The European Space Agency (ESA) is seeking help from amateur astronomers to contribute to its herasteroid mission within five years,media reported. The space agency is collecting data from the private scientists to accurately select candidate asteroids as a flyover target for unmanned spacecraft en route to the Didymos binary system.
We know that deep space missions are not only expensive, extraordinarily complex, but also relatively small in number and space d’etat, so mission planners naturally want to spend all their money on cutting edge. Instead of focusing on the main target, scientists are now looking at other possible targets as they study them.
This is a strategy that has been used many times, such as the Voyager probe’s solar system edge exploration mission, New Horizons’ trip to the Kuiper Belt after the historic Pluto flight, and Rosetta’s asteroid imaging on its way to 67P Churyumov-Gerasimenko.
By launch in 2024, THE ESA Hera spacecraft will spend two years in Didymos’ 770-day orbit, 10 million kilometers from the sun. In the meantime, it will pass with many asteroids on the inner edge of the asteroid belt — an opportunity not to be missed.
What is not enough, however, is that although thousands of asteroids have been discovered, most of them have not yet been mapped in their orbits and their properties have not been studied. They are just points of light moving in the background of a star — and that’s when they need data collected by amateurs.
Alan Fitzsimmons, a professor at Queen’s University Belfast and a member of hera’s research team, said: “Asteroid research is an area of astronomy and amateur astronomers continue to make an important contribution. So far, we’ve identified the candidate flying prey as nothing more than tiny points of light in the sky, very faint and invisible to the naked eye. We need as much help as possible to improve their orbits and measure their properties, which could provide clues to their properties before Hera launches in October 2024. “

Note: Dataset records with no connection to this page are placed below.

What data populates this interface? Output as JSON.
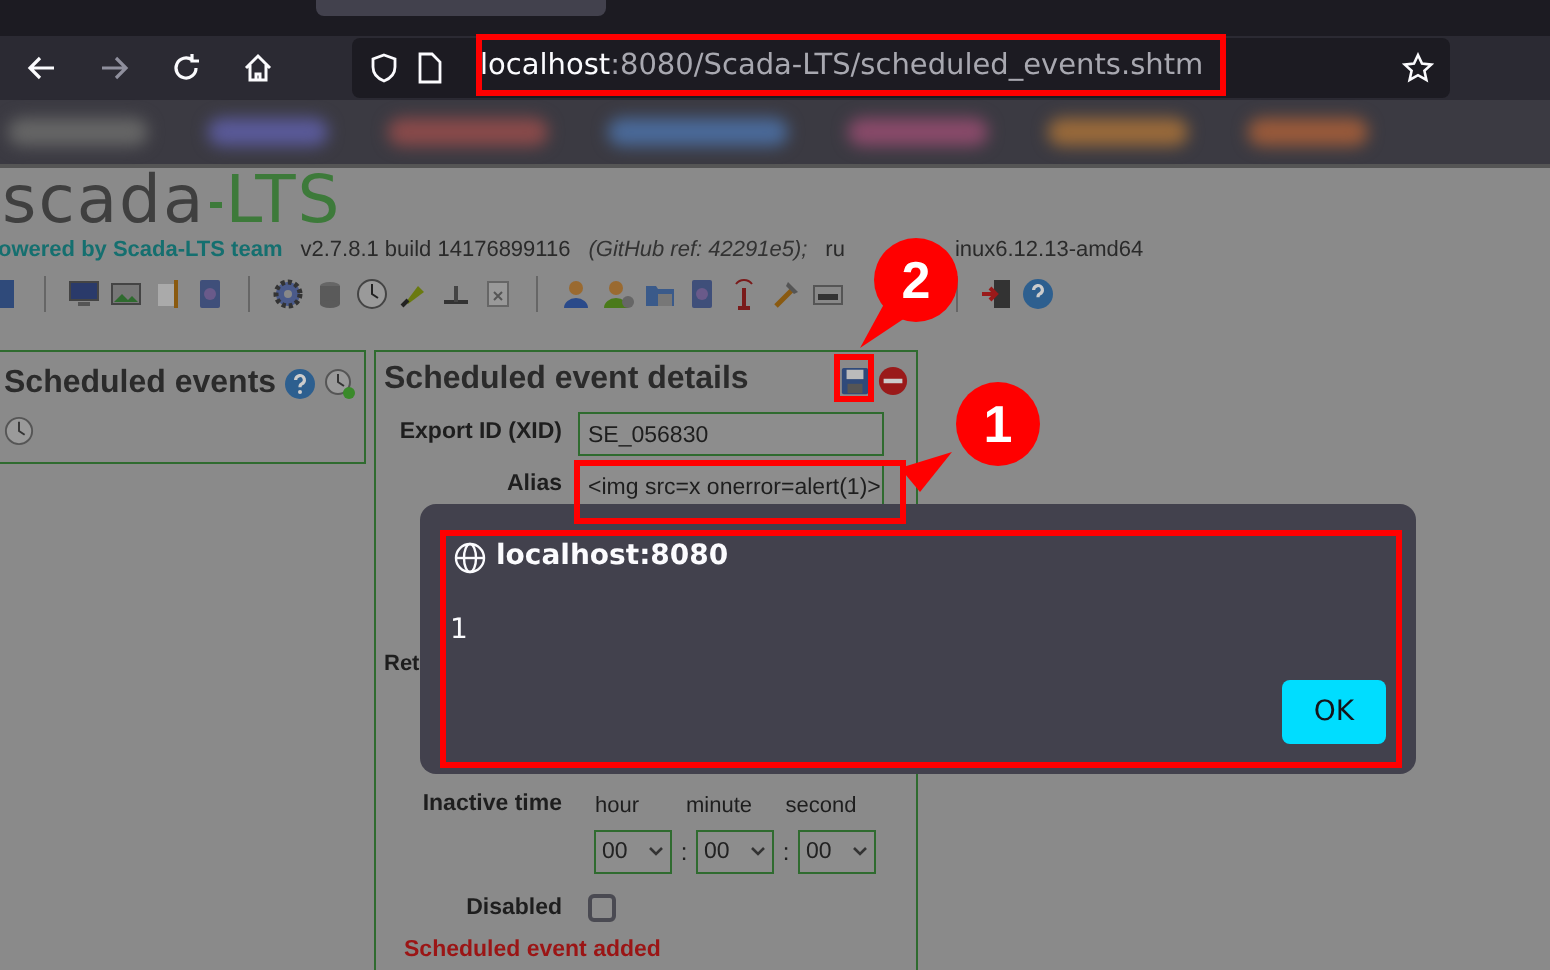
{
  "browser": {
    "url_host": "localhost",
    "url_rest": ":8080/Scada-LTS/scheduled_events.shtm"
  },
  "header": {
    "logo_main": "scada",
    "logo_accent": "LTS",
    "powered": "owered by Scada-LTS team",
    "version": "v2.7.8.1 build 14176899116",
    "github": "(GitHub ref: 42291e5);",
    "runtime_start": "ru",
    "runtime_end": "inux6.12.13-amd64"
  },
  "list_panel": {
    "title": "Scheduled events"
  },
  "details": {
    "title": "Scheduled event details",
    "fields": [
      {
        "label": "Export ID (XID)",
        "value": "SE_056830"
      },
      {
        "label": "Alias",
        "value": "<img src=x onerror=alert(1)>"
      }
    ],
    "partial_labels": [
      "Ret"
    ],
    "inactive": {
      "label": "Inactive time",
      "units": [
        "hour",
        "minute",
        "second"
      ],
      "values": [
        "00",
        "00",
        "00"
      ],
      "separator": ":"
    },
    "disabled": {
      "label": "Disabled",
      "checked": false
    },
    "message": "Scheduled event added"
  },
  "dialog": {
    "origin": "localhost:8080",
    "message": "1",
    "button": "OK"
  },
  "callouts": [
    {
      "number": "1"
    },
    {
      "number": "2"
    }
  ]
}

So far ESA has a list of seven candidates for asteroids, which is used by the European Space Operations Centre (ESOC) but they also need very precise data to make the necessary orbital calculations. This means more candidate data that these amateurs should be able to provide.